What had happened was that the 36-story Saturn V—the largest and most powerful rocket ever brought to active operational status—had been struck by lightning. The first strike was clearly visible from the ground, hitting the great rocket at 36.5 seconds into the flight and traveling down its long exhaust plume, all the way back down to the pad.
At 1.2 miles (1.9 km) in length, Apollo 12 had unwillingly become the world’s longest lightning rod. Yankee Clipper’s systems shut themselves down in response to the massive electrical surge, but the worst was not over. In a view recorded by long-distance cameras at the launch pad, another strike at 52 seconds knocked out its gyroscopes.
With the spacecraft running on backup batteries, Conrad’s decision was to pull the abort handle and waste several hundred million dollars’-worth of Moonship or wind up in low-Earth orbit with an electrically-dead spacecraft. He chose to hold out as long as possible and, fortunately, the Saturn V’s guidance system was unaffected and delivered them smoothly into orbit. But Flight Director Gerry Griffin was convinced he would have to order an abort. Before he did so, he checked in with the Electrical, Environmental and Communications Officer (EECOM) John Aaron for a recommendation.
And Aaron had seen this problem on a previous simulation. “Flight, try SCE to Aux,” he told Griffin, instructing the crew to move a switch for the Signal Conditioning Equipment to its Auxiliary position. Bean promptly complied and the data returned to Mission Control’s screens. SCE converted raw instrumentation signals into usable computer data and Aaron had effectively saved the second manned landing mission to the Moon.

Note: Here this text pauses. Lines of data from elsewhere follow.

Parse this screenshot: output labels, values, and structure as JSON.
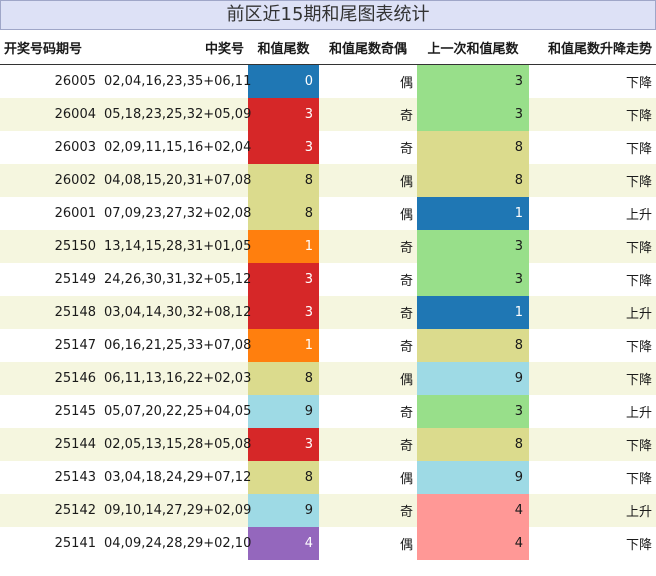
{
  "title": "前区近15期和尾图表统计",
  "headers": [
    "开奖号码期号",
    "中奖号",
    "和值尾数",
    "和值尾数奇偶",
    "上一次和值尾数",
    "和值尾数升降走势"
  ],
  "colors": {
    "0": "#1f77b4",
    "1": "#ff7f0e",
    "3": "#d62728",
    "4": "#9467bd",
    "8": "#dbdb8d",
    "9": "#9edae5",
    "row_odd": "#ffffff",
    "row_even": "#f5f6df",
    "prev_1": "#1f77b4",
    "prev_3": "#98df8a",
    "prev_4": "#ff9896",
    "prev_8": "#dbdb8d",
    "prev_9": "#9edae5"
  },
  "rows": [
    {
      "issue": "26005",
      "numbers": "02,04,16,23,35+06,11",
      "mantissa": "0",
      "parity": "偶",
      "prev": "3",
      "trend": "下降"
    },
    {
      "issue": "26004",
      "numbers": "05,18,23,25,32+05,09",
      "mantissa": "3",
      "parity": "奇",
      "prev": "3",
      "trend": "下降"
    },
    {
      "issue": "26003",
      "numbers": "02,09,11,15,16+02,04",
      "mantissa": "3",
      "parity": "奇",
      "prev": "8",
      "trend": "下降"
    },
    {
      "issue": "26002",
      "numbers": "04,08,15,20,31+07,08",
      "mantissa": "8",
      "parity": "偶",
      "prev": "8",
      "trend": "下降"
    },
    {
      "issue": "26001",
      "numbers": "07,09,23,27,32+02,08",
      "mantissa": "8",
      "parity": "偶",
      "prev": "1",
      "trend": "上升"
    },
    {
      "issue": "25150",
      "numbers": "13,14,15,28,31+01,05",
      "mantissa": "1",
      "parity": "奇",
      "prev": "3",
      "trend": "下降"
    },
    {
      "issue": "25149",
      "numbers": "24,26,30,31,32+05,12",
      "mantissa": "3",
      "parity": "奇",
      "prev": "3",
      "trend": "下降"
    },
    {
      "issue": "25148",
      "numbers": "03,04,14,30,32+08,12",
      "mantissa": "3",
      "parity": "奇",
      "prev": "1",
      "trend": "上升"
    },
    {
      "issue": "25147",
      "numbers": "06,16,21,25,33+07,08",
      "mantissa": "1",
      "parity": "奇",
      "prev": "8",
      "trend": "下降"
    },
    {
      "issue": "25146",
      "numbers": "06,11,13,16,22+02,03",
      "mantissa": "8",
      "parity": "偶",
      "prev": "9",
      "trend": "下降"
    },
    {
      "issue": "25145",
      "numbers": "05,07,20,22,25+04,05",
      "mantissa": "9",
      "parity": "奇",
      "prev": "3",
      "trend": "上升"
    },
    {
      "issue": "25144",
      "numbers": "02,05,13,15,28+05,08",
      "mantissa": "3",
      "parity": "奇",
      "prev": "8",
      "trend": "下降"
    },
    {
      "issue": "25143",
      "numbers": "03,04,18,24,29+07,12",
      "mantissa": "8",
      "parity": "偶",
      "prev": "9",
      "trend": "下降"
    },
    {
      "issue": "25142",
      "numbers": "09,10,14,27,29+02,09",
      "mantissa": "9",
      "parity": "奇",
      "prev": "4",
      "trend": "上升"
    },
    {
      "issue": "25141",
      "numbers": "04,09,24,28,29+02,10",
      "mantissa": "4",
      "parity": "偶",
      "prev": "4",
      "trend": "下降"
    }
  ]
}
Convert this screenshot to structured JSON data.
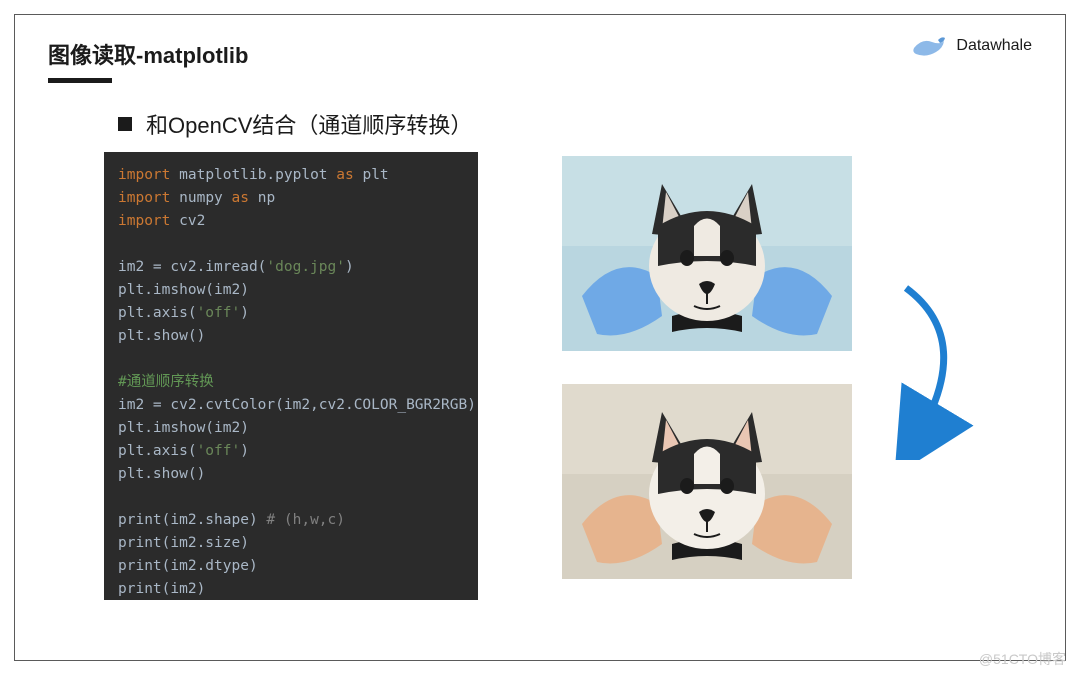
{
  "brand": {
    "name": "Datawhale"
  },
  "title": "图像读取-matplotlib",
  "subtitle": "和OpenCV结合（通道顺序转换）",
  "code": {
    "l01_kw1": "import",
    "l01_mod": "matplotlib.pyplot",
    "l01_kw2": "as",
    "l01_alias": "plt",
    "l02_kw1": "import",
    "l02_mod": "numpy",
    "l02_kw2": "as",
    "l02_alias": "np",
    "l03_kw1": "import",
    "l03_mod": "cv2",
    "l05_a": "im2 = cv2.imread(",
    "l05_str": "'dog.jpg'",
    "l05_b": ")",
    "l06": "plt.imshow(im2)",
    "l07_a": "plt.axis(",
    "l07_str": "'off'",
    "l07_b": ")",
    "l08": "plt.show()",
    "l10_cmt": "#通道顺序转换",
    "l11": "im2 = cv2.cvtColor(im2,cv2.COLOR_BGR2RGB)",
    "l12": "plt.imshow(im2)",
    "l13_a": "plt.axis(",
    "l13_str": "'off'",
    "l13_b": ")",
    "l14": "plt.show()",
    "l16_a": "print(im2.shape)",
    "l16_cmt": " # (h,w,c)",
    "l17": "print(im2.size)",
    "l18": "print(im2.dtype)",
    "l19": "print(im2)"
  },
  "images": {
    "top_alt": "husky-puppy-bgr-tinted",
    "bot_alt": "husky-puppy-rgb-correct"
  },
  "arrow_color": "#1f7fd1",
  "watermark": "@51CTO博客"
}
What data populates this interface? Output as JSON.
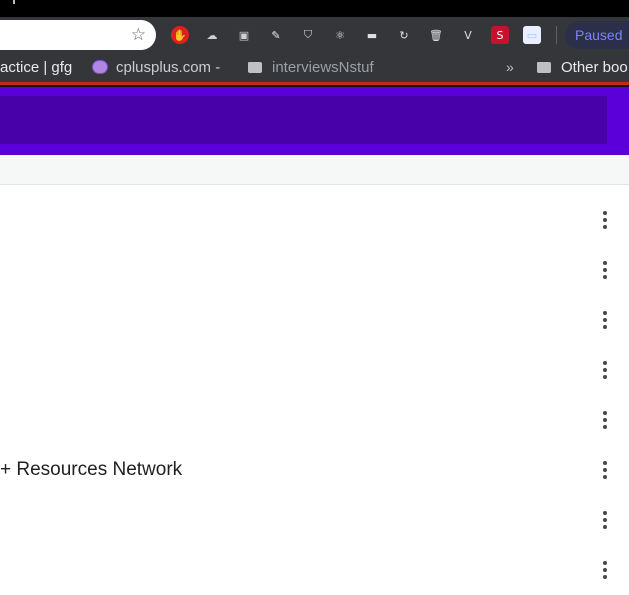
{
  "browser": {
    "omnibox": {
      "star_icon": "bookmark-star-icon"
    },
    "extensions": [
      {
        "name": "adblock-icon",
        "glyph": "✋",
        "color": "#e02020"
      },
      {
        "name": "cloud-extension-icon",
        "glyph": "☁",
        "color": "#cfcfcf"
      },
      {
        "name": "tab-manager-icon",
        "glyph": "▣",
        "color": "#cfcfcf"
      },
      {
        "name": "dropper-icon",
        "glyph": "✎",
        "color": "#e8e8e8"
      },
      {
        "name": "shield-icon",
        "glyph": "⛉",
        "color": "#d8d8d8"
      },
      {
        "name": "react-devtools-icon",
        "glyph": "⚛",
        "color": "#e8e8e8"
      },
      {
        "name": "screen-capture-icon",
        "glyph": "▬",
        "color": "#e0e0e0"
      },
      {
        "name": "refresh-extension-icon",
        "glyph": "↻",
        "color": "#e0e0e0"
      },
      {
        "name": "trash-icon",
        "glyph": "🗑",
        "color": "#e0e0e0"
      },
      {
        "name": "vue-devtools-icon",
        "glyph": "V",
        "color": "#e0e0e0"
      },
      {
        "name": "s-extension-icon",
        "glyph": "S",
        "color": "#ffffff",
        "bg": "#c8102e"
      },
      {
        "name": "screenshot-extension-icon",
        "glyph": "▭",
        "color": "#9ec6ff",
        "bg": "#e8f0ff"
      }
    ],
    "profile_status": "Paused",
    "bookmarks": [
      {
        "label": "actice | gfg",
        "type": "link"
      },
      {
        "label": "cplusplus.com -",
        "type": "link",
        "icon": "cplusplus-favicon-icon"
      },
      {
        "label": "interviewsNstuf",
        "type": "folder"
      }
    ],
    "overflow_chevron": "»",
    "other_bookmarks": "Other boo"
  },
  "colors": {
    "header_purple": "#5b00d8",
    "header_inner": "#4800a8",
    "accent_red": "#c8261b"
  },
  "list": {
    "rows": [
      {
        "title": ""
      },
      {
        "title": ""
      },
      {
        "title": ""
      },
      {
        "title": ""
      },
      {
        "title": ""
      },
      {
        "title": "+ Resources Network"
      },
      {
        "title": ""
      },
      {
        "title": ""
      }
    ]
  }
}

There was much guts-and-glory in Mission Control that day, none more so than Griffin himself, who made the decision to press on. “It was a decision that only Flight could make,” recalled veteran flight director Chris Kraft. “Gerry made it…one of the gutsiest decisions in all of Apollo and I was proud of it.”
But for Gordon there was another important lesson to be learned from Apollo 12. Years later, NASA interviewer Catherine Harwood asked him if any changes to equipment or procedures were implemented after the lightning strike.
“Yeah,” quipped Gordon. “Don’t be stupid enough to launch in a thunderstorm!”